That a court of chancery has no power to order the sale of real estate, especially as the heirs at law are not parties to the suit, inasmuch as the title to the real estate was not the subject matter of the bill and proceedings.

Page 6 U. S. 418

MR. CHIEF JUSTICE MARSHALL delivered the opinion of the Court.

The only doubt which the Court had was whether, by the laws of Georgia, the land could be made liable unless the heir was a party to the suit.

We have received information as to the construction given by the courts of Georgia to the statute of 5 Geo. II making lands in the colonies liable for debts, and are satisfied that they are considered as chargeable without making the heir a party.

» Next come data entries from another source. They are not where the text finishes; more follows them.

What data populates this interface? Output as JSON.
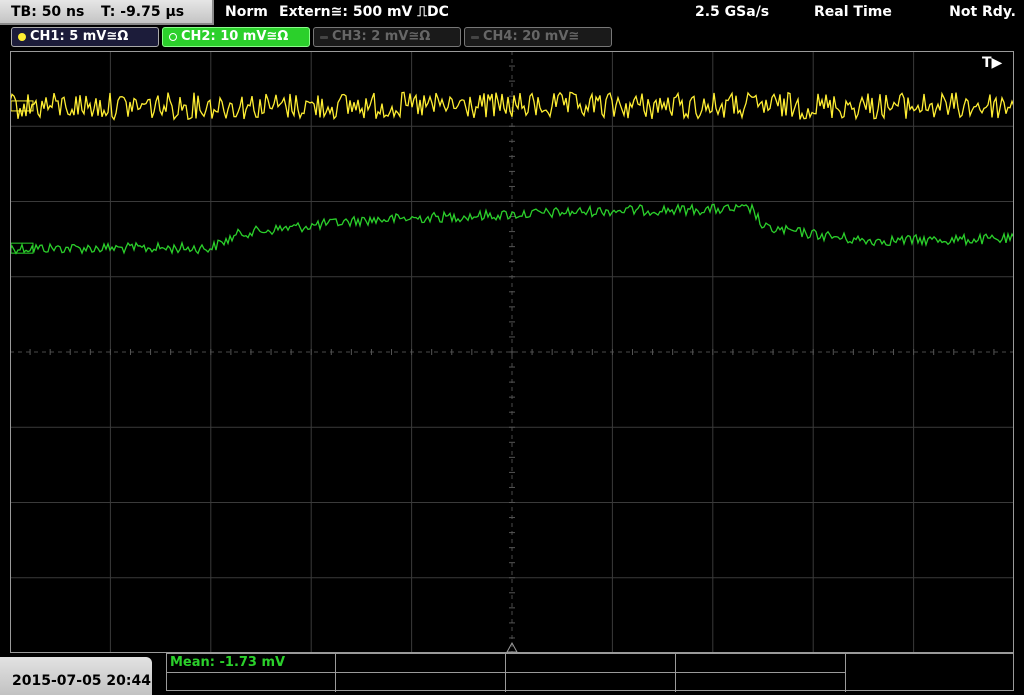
{
  "topbar": {
    "timebase": "TB: 50 ns",
    "trigger_position": "T: -9.75 µs",
    "trigger_mode": "Norm",
    "trigger_source": "Extern≅: 500 mV ⎍DC",
    "sample_rate": "2.5 GSa/s",
    "acquisition_mode": "Real Time",
    "status": "Not Rdy."
  },
  "channels": [
    {
      "label": "CH1: 5 mV≅Ω",
      "color": "#ffee33",
      "active": true
    },
    {
      "label": "CH2: 10 mV≅Ω",
      "color": "#2bd02b",
      "active": true,
      "selected": true
    },
    {
      "label": "CH3: 2 mV≅Ω",
      "color": "#555555",
      "active": false
    },
    {
      "label": "CH4: 20 mV≅",
      "color": "#555555",
      "active": false
    }
  ],
  "trigger_marker": "T▶",
  "measurement": {
    "mean": "Mean: -1.73 mV"
  },
  "datetime": "2015-07-05 20:44",
  "chart_data": {
    "type": "line",
    "grid": true,
    "divisions": {
      "x": 10,
      "y": 8
    },
    "series": [
      {
        "name": "CH2",
        "color": "#2bd02b",
        "segments": [
          [
            0,
            2.62
          ],
          [
            2.0,
            2.62
          ],
          [
            2.3,
            2.42
          ],
          [
            3.5,
            2.25
          ],
          [
            6.0,
            2.12
          ],
          [
            7.4,
            2.1
          ],
          [
            7.5,
            2.35
          ],
          [
            8.5,
            2.52
          ],
          [
            10.0,
            2.5
          ]
        ],
        "noise": 0.07
      },
      {
        "name": "CH1",
        "color": "#ffee33",
        "segments": [
          [
            0,
            0.73
          ],
          [
            10.0,
            0.73
          ]
        ],
        "noise": 0.18
      }
    ]
  }
}
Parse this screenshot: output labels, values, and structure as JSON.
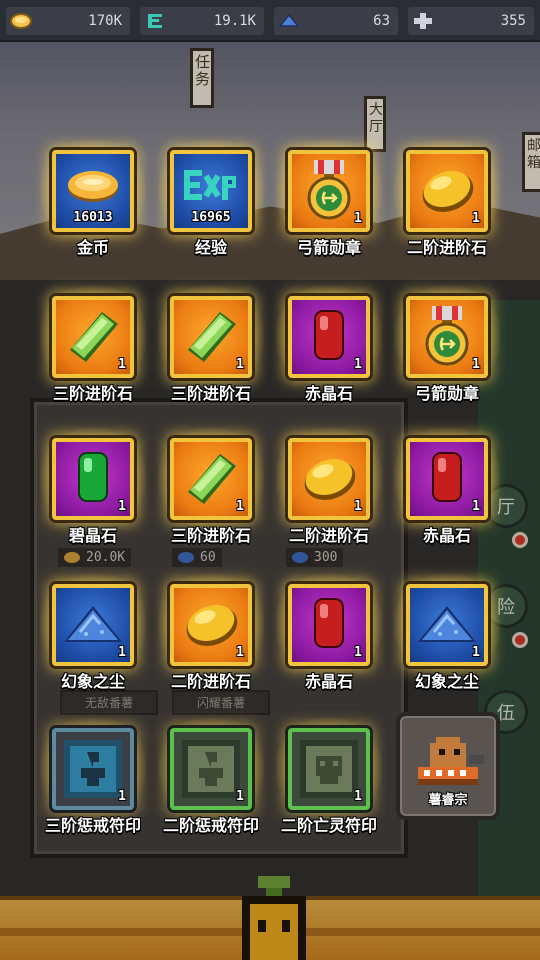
{
  "resources": [
    {
      "icon": "gold-coin-icon",
      "value": "170K",
      "color": "#f2c14e"
    },
    {
      "icon": "experience-e-icon",
      "value": "19.1K",
      "color": "#38c9b8"
    },
    {
      "icon": "blue-dust-icon",
      "value": "63",
      "color": "#4d7fd6"
    },
    {
      "icon": "plus-cross-icon",
      "value": "355",
      "color": "#cfd3dd"
    }
  ],
  "background": {
    "sign_task": "任务",
    "sign_hall": "大厅",
    "sign_mail": "邮箱",
    "label_left": "无敌番薯",
    "label_mid": "闪耀番薯",
    "cost_gold": "20.0K",
    "cost_dust_a": "60",
    "cost_dust_b": "300",
    "side_hall": "厅",
    "side_adventure": "险",
    "side_team": "伍"
  },
  "rewards": [
    {
      "name": "金币",
      "count": "16013",
      "icon": "gold-coin-icon",
      "bg": "blue"
    },
    {
      "name": "经验",
      "count": "16965",
      "icon": "experience-exp-icon",
      "bg": "blue"
    },
    {
      "name": "弓箭勋章",
      "count": "1",
      "icon": "archer-medal-icon",
      "bg": "orange"
    },
    {
      "name": "二阶进阶石",
      "count": "1",
      "icon": "yellow-stone-icon",
      "bg": "orange"
    },
    {
      "name": "三阶进阶石",
      "count": "1",
      "icon": "green-crystal-icon",
      "bg": "orange"
    },
    {
      "name": "三阶进阶石",
      "count": "1",
      "icon": "green-crystal-icon",
      "bg": "orange"
    },
    {
      "name": "赤晶石",
      "count": "1",
      "icon": "red-gem-icon",
      "bg": "purple"
    },
    {
      "name": "弓箭勋章",
      "count": "1",
      "icon": "archer-medal-icon",
      "bg": "orange"
    },
    {
      "name": "碧晶石",
      "count": "1",
      "icon": "green-gem-icon",
      "bg": "purple"
    },
    {
      "name": "三阶进阶石",
      "count": "1",
      "icon": "green-crystal-icon",
      "bg": "orange"
    },
    {
      "name": "二阶进阶石",
      "count": "1",
      "icon": "yellow-stone-icon",
      "bg": "orange"
    },
    {
      "name": "赤晶石",
      "count": "1",
      "icon": "red-gem-icon",
      "bg": "purple"
    },
    {
      "name": "幻象之尘",
      "count": "1",
      "icon": "blue-dust-icon",
      "bg": "blue"
    },
    {
      "name": "二阶进阶石",
      "count": "1",
      "icon": "yellow-stone-icon",
      "bg": "orange"
    },
    {
      "name": "赤晶石",
      "count": "1",
      "icon": "red-gem-icon",
      "bg": "purple"
    },
    {
      "name": "幻象之尘",
      "count": "1",
      "icon": "blue-dust-icon",
      "bg": "blue"
    },
    {
      "name": "三阶惩戒符印",
      "count": "1",
      "icon": "blue-punish-seal-icon",
      "bg": "gray"
    },
    {
      "name": "二阶惩戒符印",
      "count": "1",
      "icon": "green-punish-seal-icon",
      "bg": "green-frame"
    },
    {
      "name": "二阶亡灵符印",
      "count": "1",
      "icon": "undead-seal-icon",
      "bg": "green-frame"
    }
  ],
  "npc": {
    "name": "薯睿宗",
    "icon": "potato-npc-icon"
  }
}
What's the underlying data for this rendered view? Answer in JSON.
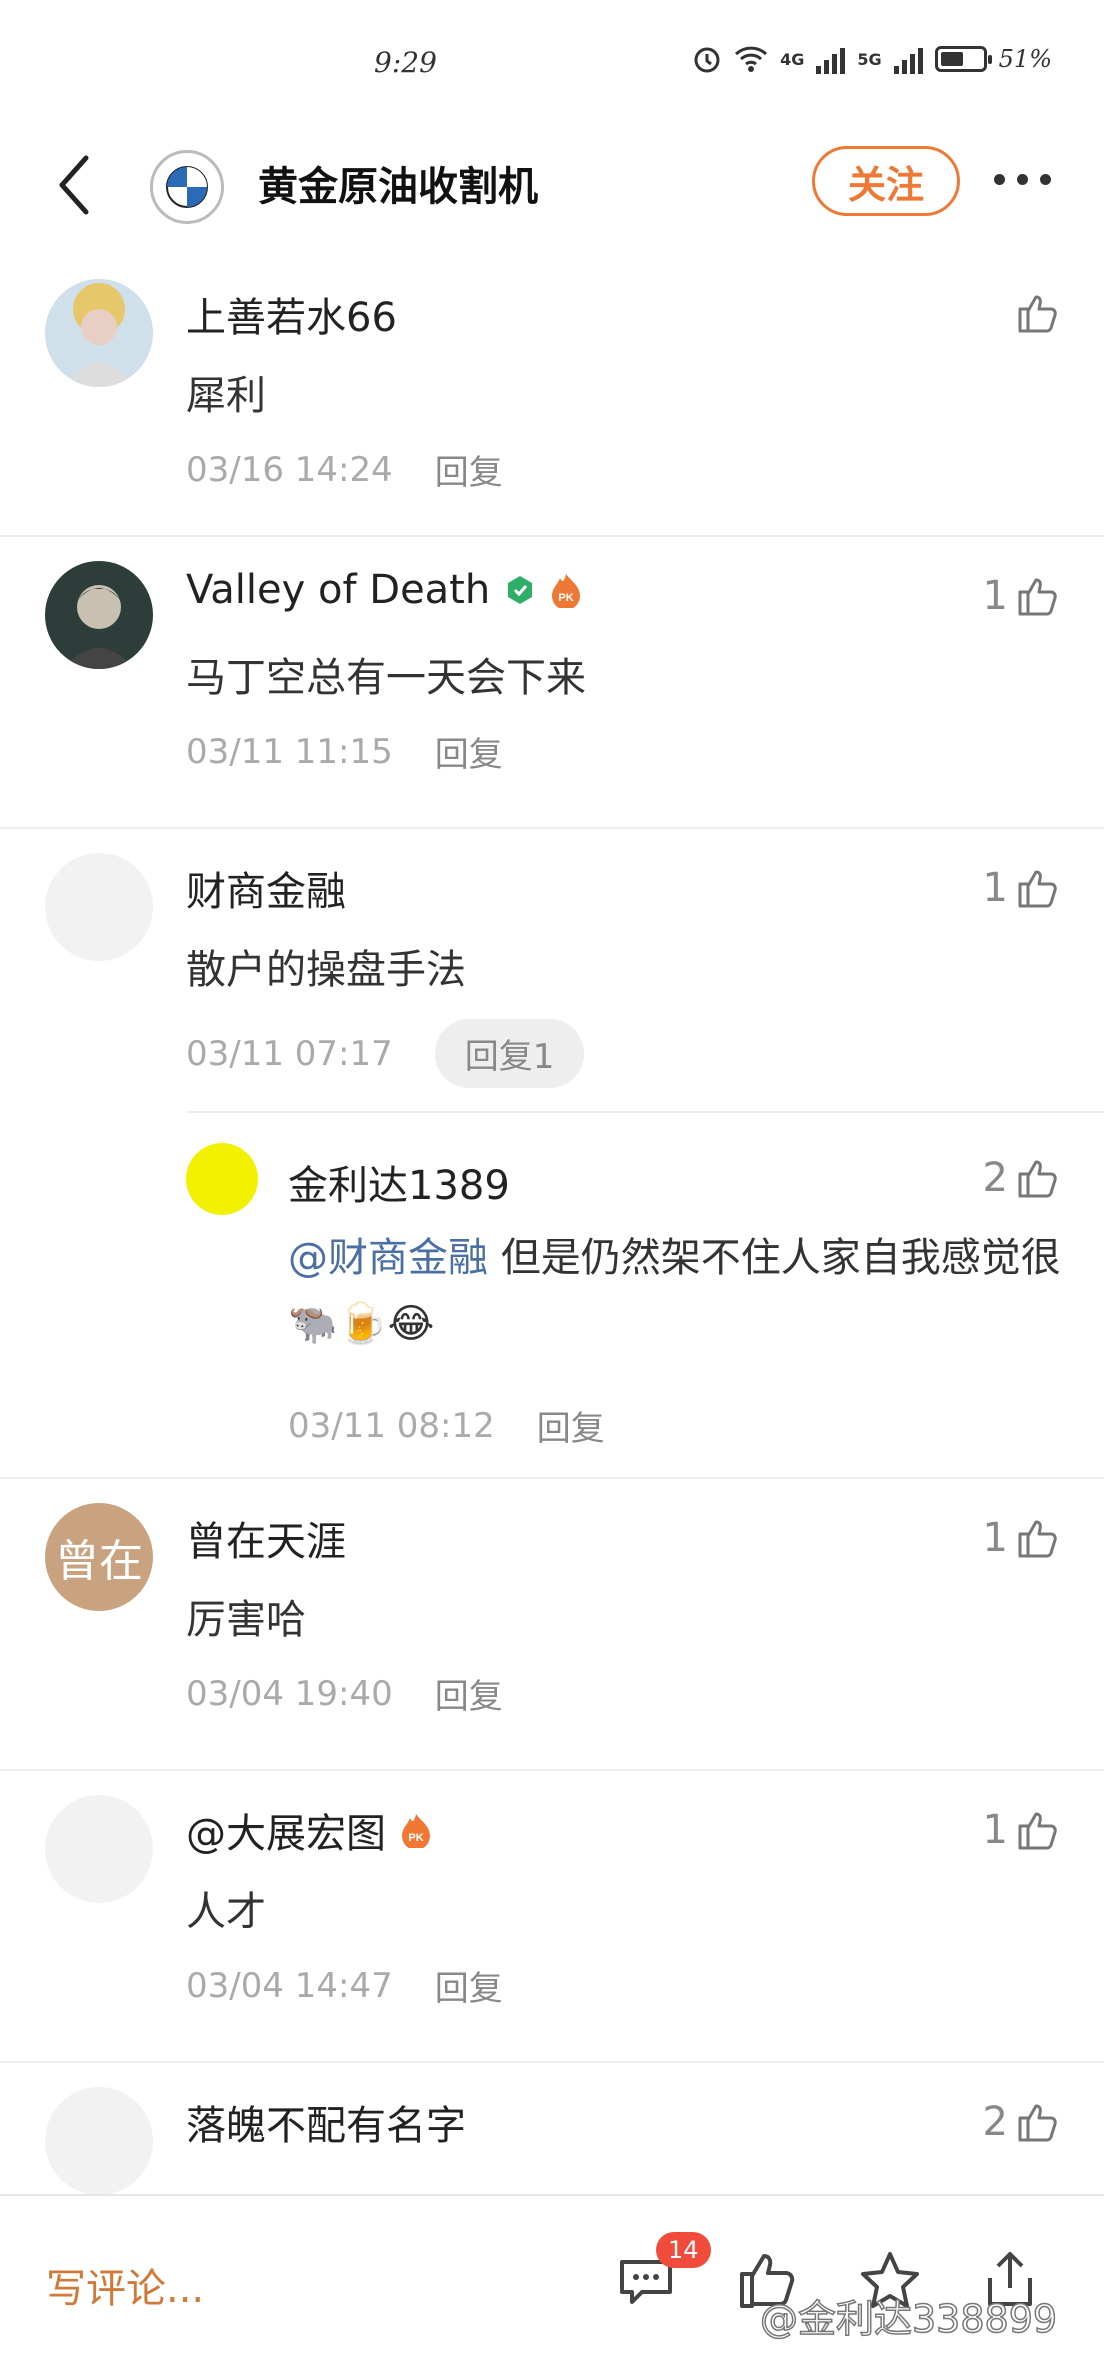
{
  "status": {
    "time": "9:29",
    "net1": "4G",
    "net2": "5G",
    "battery_pct": "51%",
    "battery_level": 0.51
  },
  "header": {
    "title": "黄金原油收割机",
    "follow_label": "关注"
  },
  "comments": [
    {
      "user": "上善若水66",
      "text": "犀利",
      "time": "03/16 14:24",
      "reply": "回复",
      "likes": ""
    },
    {
      "user": "Valley of Death",
      "text": "马丁空总有一天会下来",
      "time": "03/11 11:15",
      "reply": "回复",
      "likes": "1"
    },
    {
      "user": "财商金融",
      "text": "散户的操盘手法",
      "time": "03/11 07:17",
      "reply": "回复1",
      "likes": "1",
      "subreply": {
        "user": "金利达1389",
        "mention": "@财商金融",
        "text": " 但是仍然架不住人家自我感觉很",
        "emojis": "🐃🍺😂",
        "time": "03/11 08:12",
        "reply": "回复",
        "likes": "2"
      }
    },
    {
      "user": "曾在天涯",
      "avatar_text": "曾在",
      "text": "厉害哈",
      "time": "03/04 19:40",
      "reply": "回复",
      "likes": "1"
    },
    {
      "user": "@大展宏图",
      "text": "人才",
      "time": "03/04 14:47",
      "reply": "回复",
      "likes": "1"
    },
    {
      "user": "落魄不配有名字",
      "text": "",
      "time": "",
      "reply": "",
      "likes": "2"
    }
  ],
  "bottom": {
    "write_placeholder": "写评论...",
    "comment_count": "14",
    "watermark": "@金利达338899"
  },
  "colors": {
    "accent": "#f07835",
    "mention": "#4a6fa5",
    "badge": "#f04b3b"
  }
}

Decrees affirmed.

Disclaimer: Official Supreme Court case law is only found in the print version of the United States Reports. Justia case law is provided for general informational purposes only, and may not reflect current legal developments, verdicts or settlements. We make no warranties or guarantees about the accuracy, completeness, or adequacy of the information contained on this site or information linked to from this site. Please check official sources.